▸ What needs to be done: Each line of the entries that mentions the string "selected" needs to be reported.

[Web page and app entries]
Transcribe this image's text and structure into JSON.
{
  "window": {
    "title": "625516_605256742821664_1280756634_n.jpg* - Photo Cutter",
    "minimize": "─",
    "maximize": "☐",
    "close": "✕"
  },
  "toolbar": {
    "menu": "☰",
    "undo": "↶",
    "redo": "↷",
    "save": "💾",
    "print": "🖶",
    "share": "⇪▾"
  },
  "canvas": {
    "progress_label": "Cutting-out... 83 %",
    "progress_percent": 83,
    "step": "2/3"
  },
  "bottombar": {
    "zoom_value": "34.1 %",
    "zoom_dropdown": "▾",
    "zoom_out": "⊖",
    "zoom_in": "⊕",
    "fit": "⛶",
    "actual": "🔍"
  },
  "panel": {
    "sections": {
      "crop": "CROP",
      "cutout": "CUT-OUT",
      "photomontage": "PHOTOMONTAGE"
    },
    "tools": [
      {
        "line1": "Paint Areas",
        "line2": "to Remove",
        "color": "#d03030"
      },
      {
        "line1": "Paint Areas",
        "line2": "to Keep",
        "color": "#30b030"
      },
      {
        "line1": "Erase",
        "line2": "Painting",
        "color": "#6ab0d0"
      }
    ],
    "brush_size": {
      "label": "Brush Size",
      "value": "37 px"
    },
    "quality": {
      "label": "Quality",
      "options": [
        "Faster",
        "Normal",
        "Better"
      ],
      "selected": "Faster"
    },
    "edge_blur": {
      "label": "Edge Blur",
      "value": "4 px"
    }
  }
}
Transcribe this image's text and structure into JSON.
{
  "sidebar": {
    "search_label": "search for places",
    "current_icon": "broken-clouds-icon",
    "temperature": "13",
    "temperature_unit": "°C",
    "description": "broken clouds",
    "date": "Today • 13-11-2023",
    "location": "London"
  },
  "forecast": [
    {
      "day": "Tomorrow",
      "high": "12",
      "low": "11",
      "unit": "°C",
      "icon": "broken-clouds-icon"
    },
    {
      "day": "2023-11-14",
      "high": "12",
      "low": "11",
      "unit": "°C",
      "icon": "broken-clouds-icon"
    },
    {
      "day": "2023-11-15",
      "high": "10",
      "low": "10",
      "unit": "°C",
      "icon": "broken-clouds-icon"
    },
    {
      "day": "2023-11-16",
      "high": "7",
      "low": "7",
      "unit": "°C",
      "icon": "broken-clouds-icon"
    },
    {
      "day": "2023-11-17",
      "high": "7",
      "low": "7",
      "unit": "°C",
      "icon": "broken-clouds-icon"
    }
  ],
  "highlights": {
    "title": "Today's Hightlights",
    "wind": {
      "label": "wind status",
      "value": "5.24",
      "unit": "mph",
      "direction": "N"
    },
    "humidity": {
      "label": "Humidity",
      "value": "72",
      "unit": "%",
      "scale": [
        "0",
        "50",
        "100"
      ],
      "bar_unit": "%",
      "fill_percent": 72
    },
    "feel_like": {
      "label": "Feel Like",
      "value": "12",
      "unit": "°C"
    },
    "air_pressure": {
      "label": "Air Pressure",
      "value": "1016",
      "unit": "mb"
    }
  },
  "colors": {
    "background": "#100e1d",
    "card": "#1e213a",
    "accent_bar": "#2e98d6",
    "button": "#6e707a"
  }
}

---

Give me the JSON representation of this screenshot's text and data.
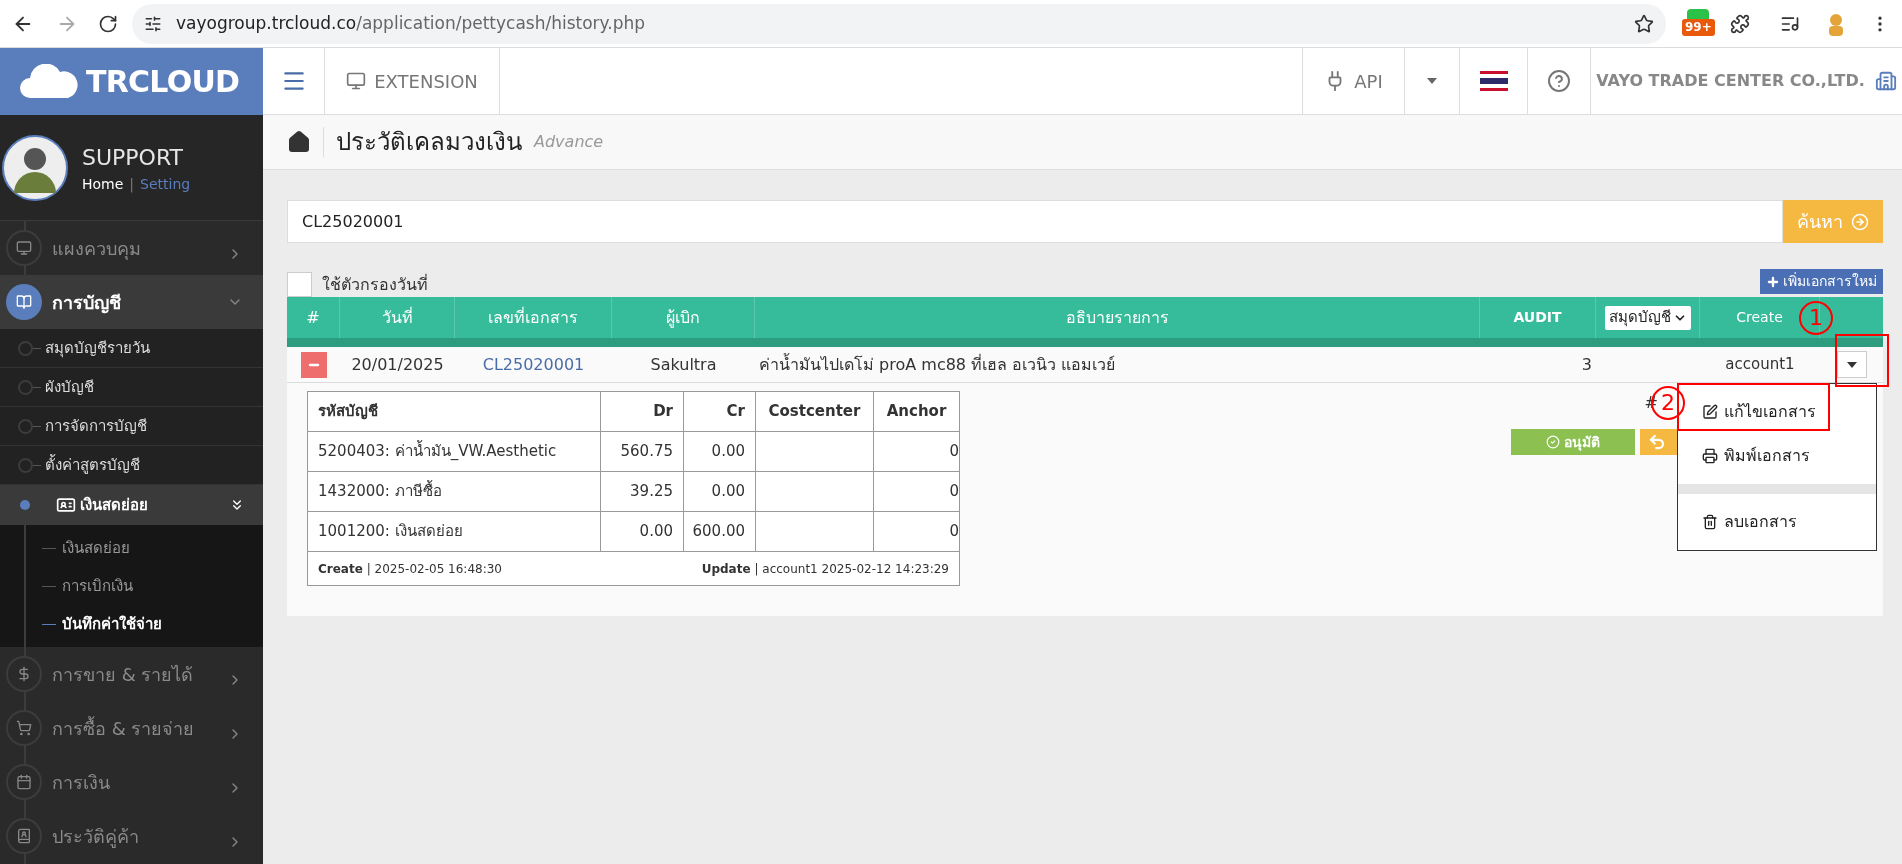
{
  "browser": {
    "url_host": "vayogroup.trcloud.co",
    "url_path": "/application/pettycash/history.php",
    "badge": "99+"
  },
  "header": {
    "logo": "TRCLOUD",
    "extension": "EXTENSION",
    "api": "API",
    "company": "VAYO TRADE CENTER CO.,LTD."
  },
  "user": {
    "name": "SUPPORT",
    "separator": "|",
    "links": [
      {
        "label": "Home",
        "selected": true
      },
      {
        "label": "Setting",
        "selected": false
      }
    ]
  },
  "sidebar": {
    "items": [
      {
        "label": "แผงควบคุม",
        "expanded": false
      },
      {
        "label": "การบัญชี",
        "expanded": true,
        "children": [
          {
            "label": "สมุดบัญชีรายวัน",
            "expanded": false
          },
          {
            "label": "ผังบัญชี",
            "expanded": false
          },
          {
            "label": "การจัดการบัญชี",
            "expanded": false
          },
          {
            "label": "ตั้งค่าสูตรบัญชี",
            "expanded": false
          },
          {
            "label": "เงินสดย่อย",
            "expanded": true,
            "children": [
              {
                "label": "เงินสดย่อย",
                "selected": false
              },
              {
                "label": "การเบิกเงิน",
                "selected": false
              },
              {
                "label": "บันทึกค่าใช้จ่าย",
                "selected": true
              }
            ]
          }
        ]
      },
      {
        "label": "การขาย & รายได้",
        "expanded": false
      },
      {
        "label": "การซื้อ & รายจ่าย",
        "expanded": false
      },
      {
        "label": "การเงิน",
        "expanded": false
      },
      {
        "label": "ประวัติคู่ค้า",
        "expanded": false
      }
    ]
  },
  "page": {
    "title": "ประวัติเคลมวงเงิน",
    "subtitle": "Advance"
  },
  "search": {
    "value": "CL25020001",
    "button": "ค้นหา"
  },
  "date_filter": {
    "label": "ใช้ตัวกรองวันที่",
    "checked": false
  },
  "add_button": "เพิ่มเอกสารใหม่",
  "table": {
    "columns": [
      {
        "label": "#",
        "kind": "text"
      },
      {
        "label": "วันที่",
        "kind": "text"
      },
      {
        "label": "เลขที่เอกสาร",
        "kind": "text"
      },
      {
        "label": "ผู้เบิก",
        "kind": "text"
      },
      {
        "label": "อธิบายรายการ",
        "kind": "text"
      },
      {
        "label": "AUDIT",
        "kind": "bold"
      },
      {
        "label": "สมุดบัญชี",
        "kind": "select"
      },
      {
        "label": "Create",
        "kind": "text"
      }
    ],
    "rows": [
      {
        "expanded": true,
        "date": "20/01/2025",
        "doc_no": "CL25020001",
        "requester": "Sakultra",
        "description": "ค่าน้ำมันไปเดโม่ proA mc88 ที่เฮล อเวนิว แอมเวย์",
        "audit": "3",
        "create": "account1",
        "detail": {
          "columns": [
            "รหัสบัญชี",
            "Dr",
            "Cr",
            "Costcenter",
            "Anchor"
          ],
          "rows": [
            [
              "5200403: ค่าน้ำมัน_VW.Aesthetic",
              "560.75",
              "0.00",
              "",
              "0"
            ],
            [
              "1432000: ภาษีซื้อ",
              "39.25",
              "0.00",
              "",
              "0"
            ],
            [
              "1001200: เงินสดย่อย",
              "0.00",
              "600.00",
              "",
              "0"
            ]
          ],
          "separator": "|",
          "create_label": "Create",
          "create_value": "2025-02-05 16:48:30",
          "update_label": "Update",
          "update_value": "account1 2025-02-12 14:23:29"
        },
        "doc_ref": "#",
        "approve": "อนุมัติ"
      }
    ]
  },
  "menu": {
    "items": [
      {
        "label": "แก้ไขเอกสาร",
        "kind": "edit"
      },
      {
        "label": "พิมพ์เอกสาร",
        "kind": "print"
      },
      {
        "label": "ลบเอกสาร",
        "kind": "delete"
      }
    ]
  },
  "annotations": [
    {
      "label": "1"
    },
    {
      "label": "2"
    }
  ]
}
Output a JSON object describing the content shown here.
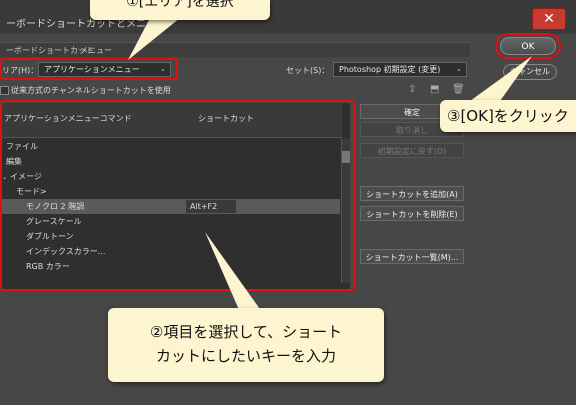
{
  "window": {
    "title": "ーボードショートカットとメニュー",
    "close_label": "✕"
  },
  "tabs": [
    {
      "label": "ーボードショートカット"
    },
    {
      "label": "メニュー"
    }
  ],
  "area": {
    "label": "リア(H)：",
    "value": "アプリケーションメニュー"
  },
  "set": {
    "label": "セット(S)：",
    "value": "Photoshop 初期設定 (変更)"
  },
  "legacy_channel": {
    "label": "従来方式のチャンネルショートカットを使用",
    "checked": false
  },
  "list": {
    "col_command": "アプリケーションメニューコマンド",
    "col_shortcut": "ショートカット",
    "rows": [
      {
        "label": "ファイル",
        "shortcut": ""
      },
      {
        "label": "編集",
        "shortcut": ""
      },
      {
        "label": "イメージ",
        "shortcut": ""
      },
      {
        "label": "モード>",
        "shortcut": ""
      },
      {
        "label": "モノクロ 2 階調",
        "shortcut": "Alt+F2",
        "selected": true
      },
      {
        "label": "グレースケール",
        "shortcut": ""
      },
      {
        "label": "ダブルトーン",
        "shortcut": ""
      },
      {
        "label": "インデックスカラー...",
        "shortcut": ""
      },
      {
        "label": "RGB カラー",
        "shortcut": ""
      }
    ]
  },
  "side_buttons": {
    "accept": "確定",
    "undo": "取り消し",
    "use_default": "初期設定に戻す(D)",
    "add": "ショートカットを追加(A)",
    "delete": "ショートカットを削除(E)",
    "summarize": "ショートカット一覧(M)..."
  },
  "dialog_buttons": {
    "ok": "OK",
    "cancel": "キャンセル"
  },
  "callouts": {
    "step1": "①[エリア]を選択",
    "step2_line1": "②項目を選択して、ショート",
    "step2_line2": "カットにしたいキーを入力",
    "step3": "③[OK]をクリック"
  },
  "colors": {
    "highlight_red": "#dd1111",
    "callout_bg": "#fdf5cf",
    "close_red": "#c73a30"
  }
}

▸ Output for this exercise:
      "selected": "Faster"
        "selected": true
        "selected": false
                "selected": false
                "selected": false
                "selected": true
        "selected": true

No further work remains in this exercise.